Weak output may presage slower growth

The economy showed signs of downshifting as manufacturing cooled last month and consumer spending slowed in September, bolstering expectations of weak growth into early next year.

By SUDEEP REDDY, The Wall Street Journal November 2, 2007

The economy showed signs of downshifting as manufacturing cooled last month and consumer spending slowed in September, bolstering expectations of weak growth into early next year.Meanwhile, inflation remained flat in September, according to an inflation gauge that is closely watched by the Federal Reserve.

The latest survey by the Institute for Supply Management confirmed suggestions by the Fed this week that the economy would likely slow in the fourth quarter. Wednesday, the central bank lowered interest rates by a quarter percentage point.

Manufacturers “seem to have run out of our momentum at this point, as far as 2007 is concerned,” said Norbert Ore, chairman of the ISM’s manufacturing-survey committee.

The ISM’s index of manufacturing activity slipped to 50.9 last month from 52 in September. The measure, based on a survey of purchasing managers, put manufacturing growth at its slowest pace since March, reflecting high inventories and rising prices for some materials and supplies. Readings above 50 indicate an expansion in manufacturing activity. Production, a subset of the overall index, plunged after eight months of growth. Strike-related disruptions among auto makers might have been partly to blame, analysts suggested.

Meanwhile, economic growth from abroad continues to prop up U.S. manufacturers. The ISM survey found export demand surging because of the weak dollar, while manufacturers’ imports fell for the first time in nearly six years. The ISM found that manufacturing employment edged higher in October, a positive signal. “You’re going to see very, very modest increases in manufacturing activity for a while,” said Morgan Stanley economist David Greenlaw.

Firms may be feeling early signs of inflationary pressures. Manufacturers indicated they paid more for materials such as oil and steel in October. That could presage higher prices for consumer goods. Inflation had remained tame through much of this year, giving Fed officials latitude to lower interest rates at their last two meetings.

In a separate report, the Department of Commerce said the price index for personal-consumption expenditures rose 0.2% in September after being unchanged in August. Compared with a year earlier, the index gained 2.4%; the August increase was 1.8%.

The Fed’s preferred inflation gauge — the “core prices” which exclude volatile food and energy prices — rose 0.2% in September after climbing 0.1% in August. Measured from a year earlier, core prices rose 1.8% in September, the same as in August. That puts inflation within the 1%-to-2% comfort zone of some Fed officials. The government said income rose 0.4% in September, the same as in August. Consumers showed signs of turning cautious, a potentially worrisome signal for the holiday shopping season. Consumer spending rose 0.3% in September — the slowest since June — after rising 0.5% in August.

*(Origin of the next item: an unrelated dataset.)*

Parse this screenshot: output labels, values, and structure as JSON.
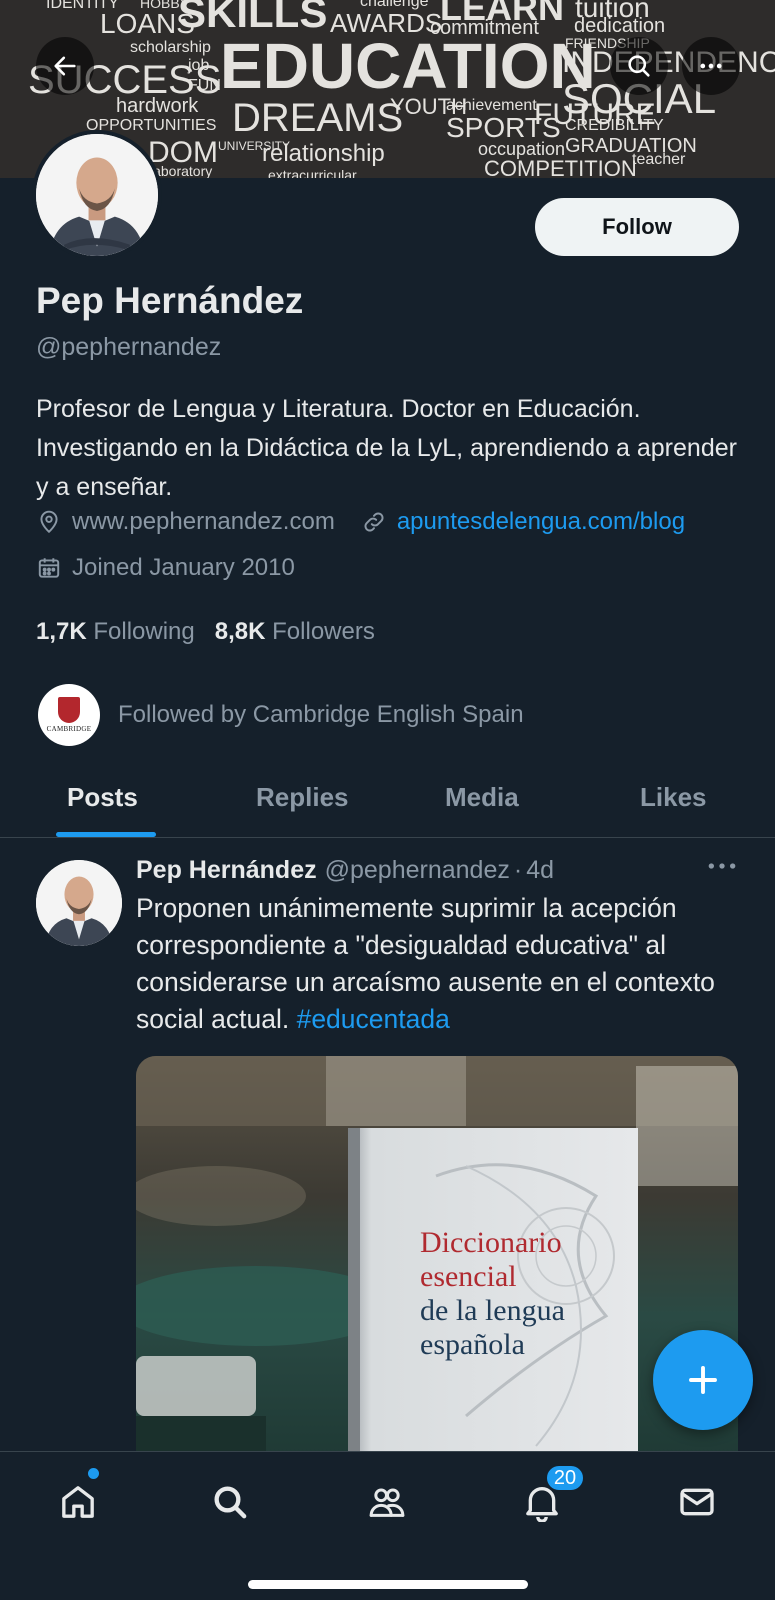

Consumer spending may face more pressure if surging oil markets push prices higher at gasoline pumps. The threat to consumer outlays comes as a deepening housing downturn pressures household finances. Home foreclosures in the third quarter rose more than 30% from the second quarter to 446,700 properties nationwide, double the level of a year earlier, RealtyTrac Inc. said yesterday.

Separately, jobless claims edged lower last week, but a tick up in the trend suggests growth may remain sluggish. Initial claims for unemployment compensation fell 6,000 to a seasonally adjusted 327,000 last week, the Labor Department said. The four-week moving average for claims, an indication of the underlying strength of the job market, rose 1,750 to a six-month high of 327,000.